BEGIN

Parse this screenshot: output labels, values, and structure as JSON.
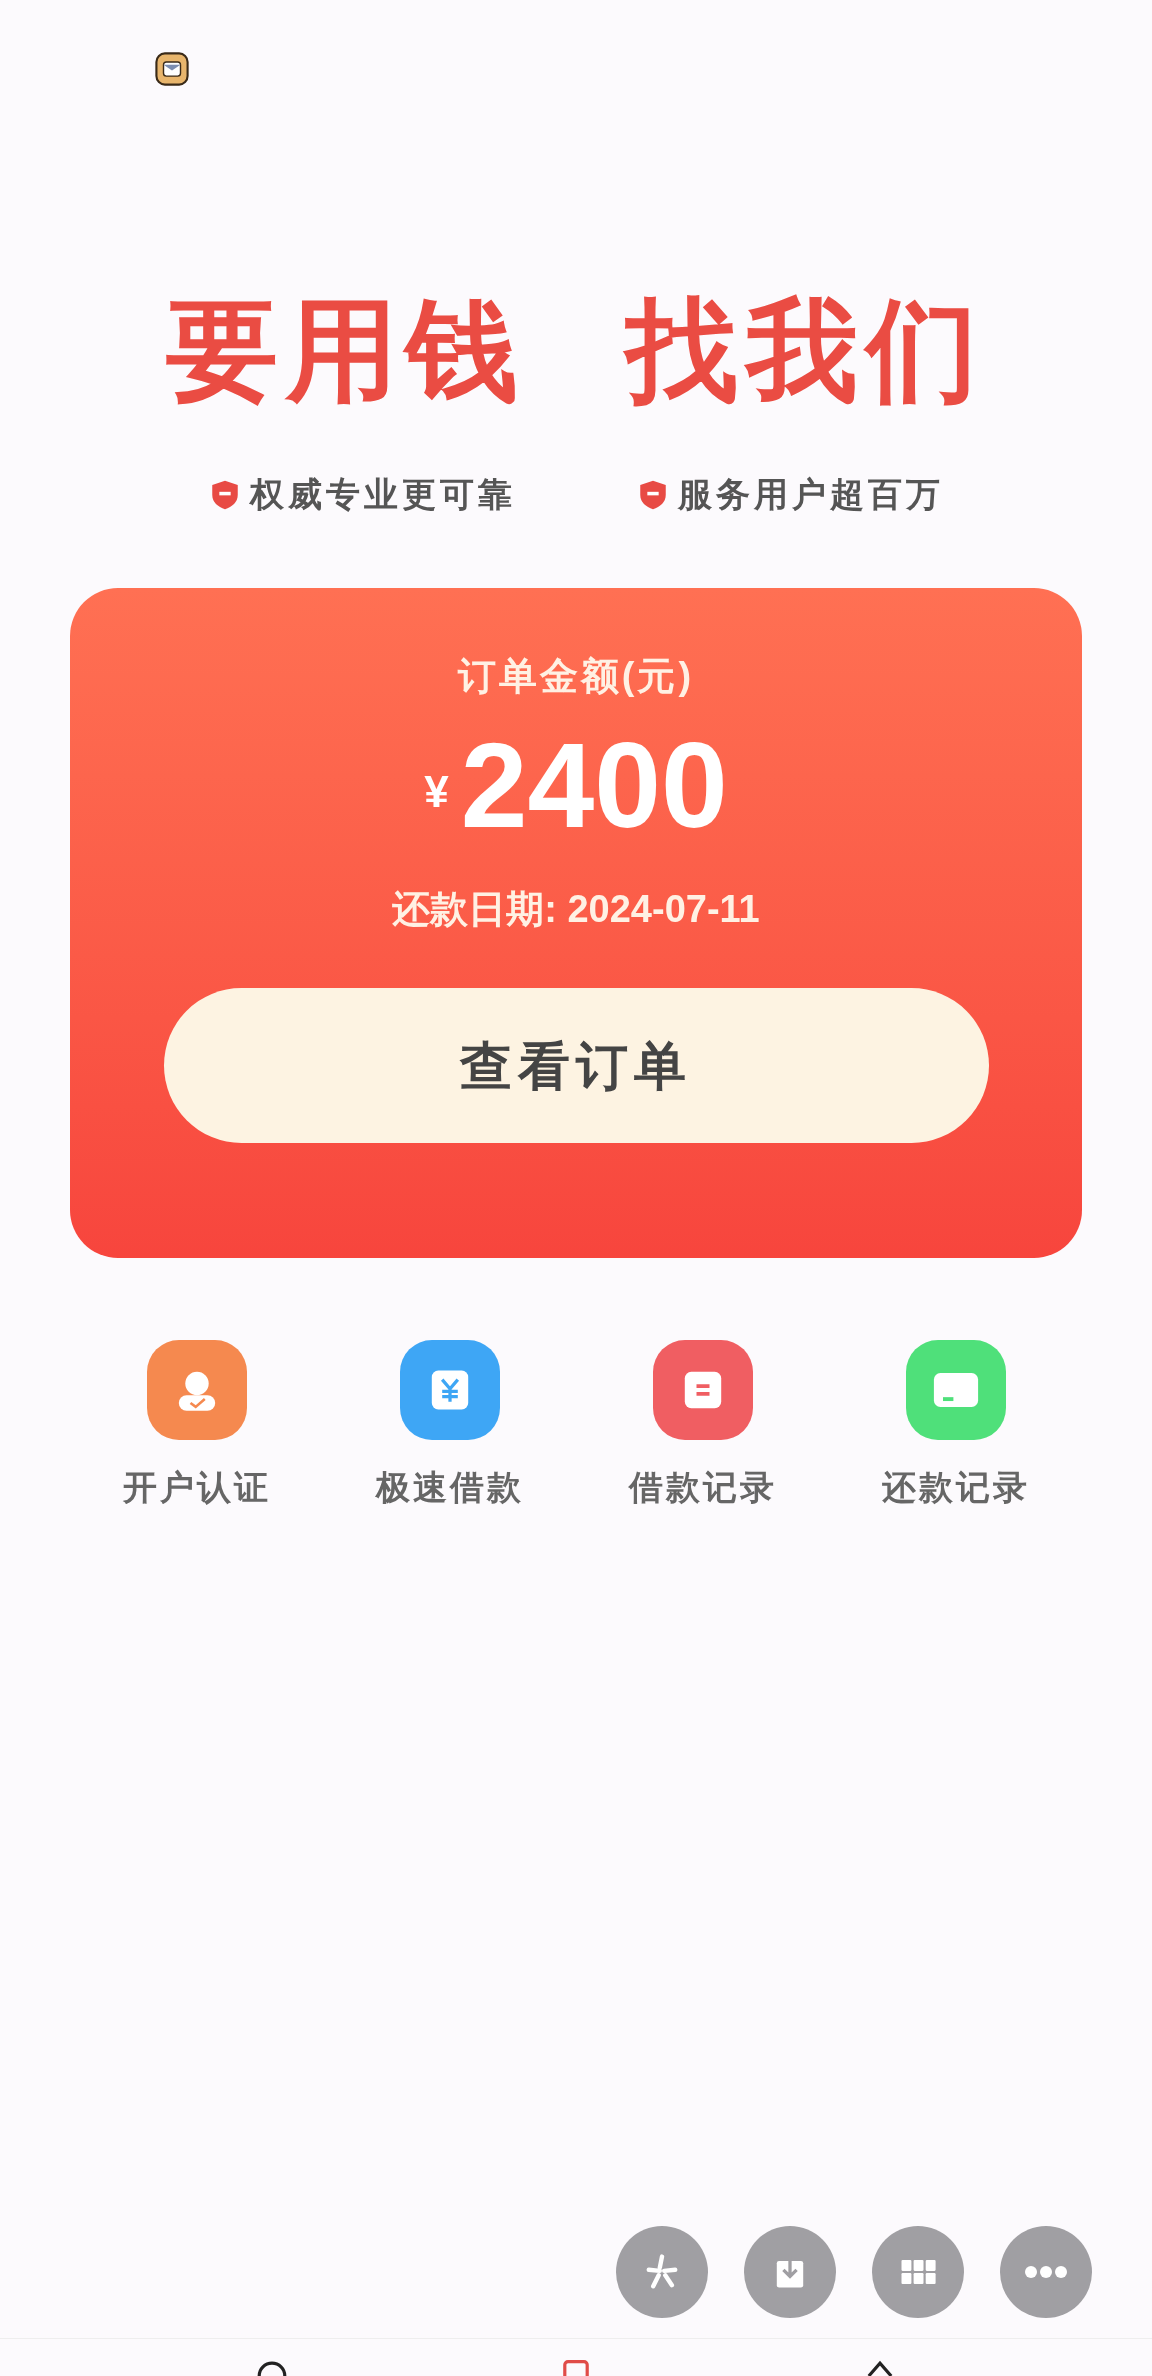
{
  "headline": [
    "要用钱",
    "找我们"
  ],
  "badges": [
    "权威专业更可靠",
    "服务用户超百万"
  ],
  "order_card": {
    "title": "订单金额(元)",
    "currency": "¥",
    "amount": "2400",
    "due_date": "还款日期: 2024-07-11",
    "button": "查看订单"
  },
  "shortcuts": [
    {
      "kind": "account",
      "label": "开户认证",
      "color": "#f5894f"
    },
    {
      "kind": "loan",
      "label": "极速借款",
      "color": "#3ea6f5"
    },
    {
      "kind": "loan-records",
      "label": "借款记录",
      "color": "#f05e62"
    },
    {
      "kind": "repay-records",
      "label": "还款记录",
      "color": "#4fe07a"
    }
  ],
  "floating_tools": [
    {
      "kind": "spark"
    },
    {
      "kind": "download"
    },
    {
      "kind": "grid"
    },
    {
      "kind": "more"
    }
  ]
}
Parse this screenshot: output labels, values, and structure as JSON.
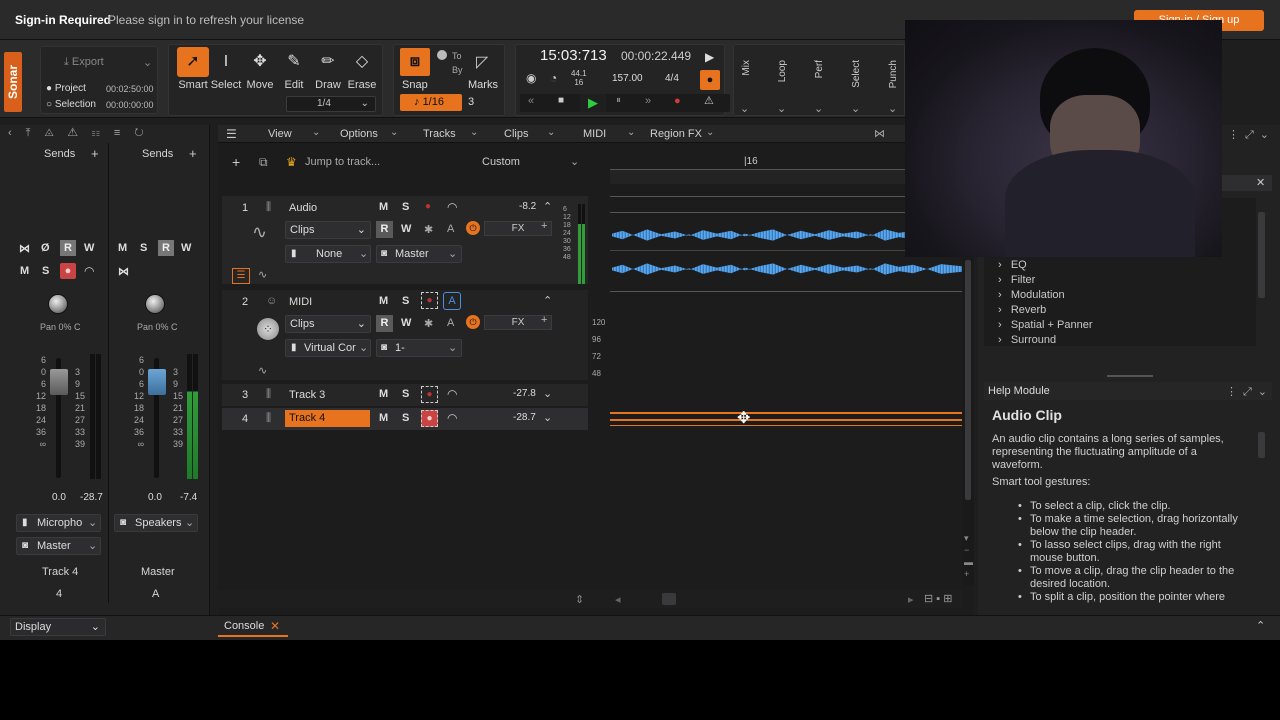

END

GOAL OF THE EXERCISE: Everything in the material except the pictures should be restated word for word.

OUTPUT FOR THIS EXERCISE:
Parse this screenshot: output labels, values, and structure as JSON.
{
  "headline": [
    "要用钱",
    "找我们"
  ],
  "badges": [
    "权威专业更可靠",
    "服务用户超百万"
  ],
  "order_card": {
    "title": "订单金额(元)",
    "currency": "¥",
    "amount": "2400",
    "due_date": "还款日期: 2024-07-11",
    "button": "查看订单"
  },
  "shortcuts": [
    {
      "kind": "account",
      "label": "开户认证",
      "color": "#f5894f"
    },
    {
      "kind": "loan",
      "label": "极速借款",
      "color": "#3ea6f5"
    },
    {
      "kind": "loan-records",
      "label": "借款记录",
      "color": "#f05e62"
    },
    {
      "kind": "repay-records",
      "label": "还款记录",
      "color": "#4fe07a"
    }
  ],
  "floating_tools": [
    {
      "kind": "spark"
    },
    {
      "kind": "download"
    },
    {
      "kind": "grid"
    },
    {
      "kind": "more"
    }
  ]
}
Parse this screenshot: output labels, values, and structure as JSON.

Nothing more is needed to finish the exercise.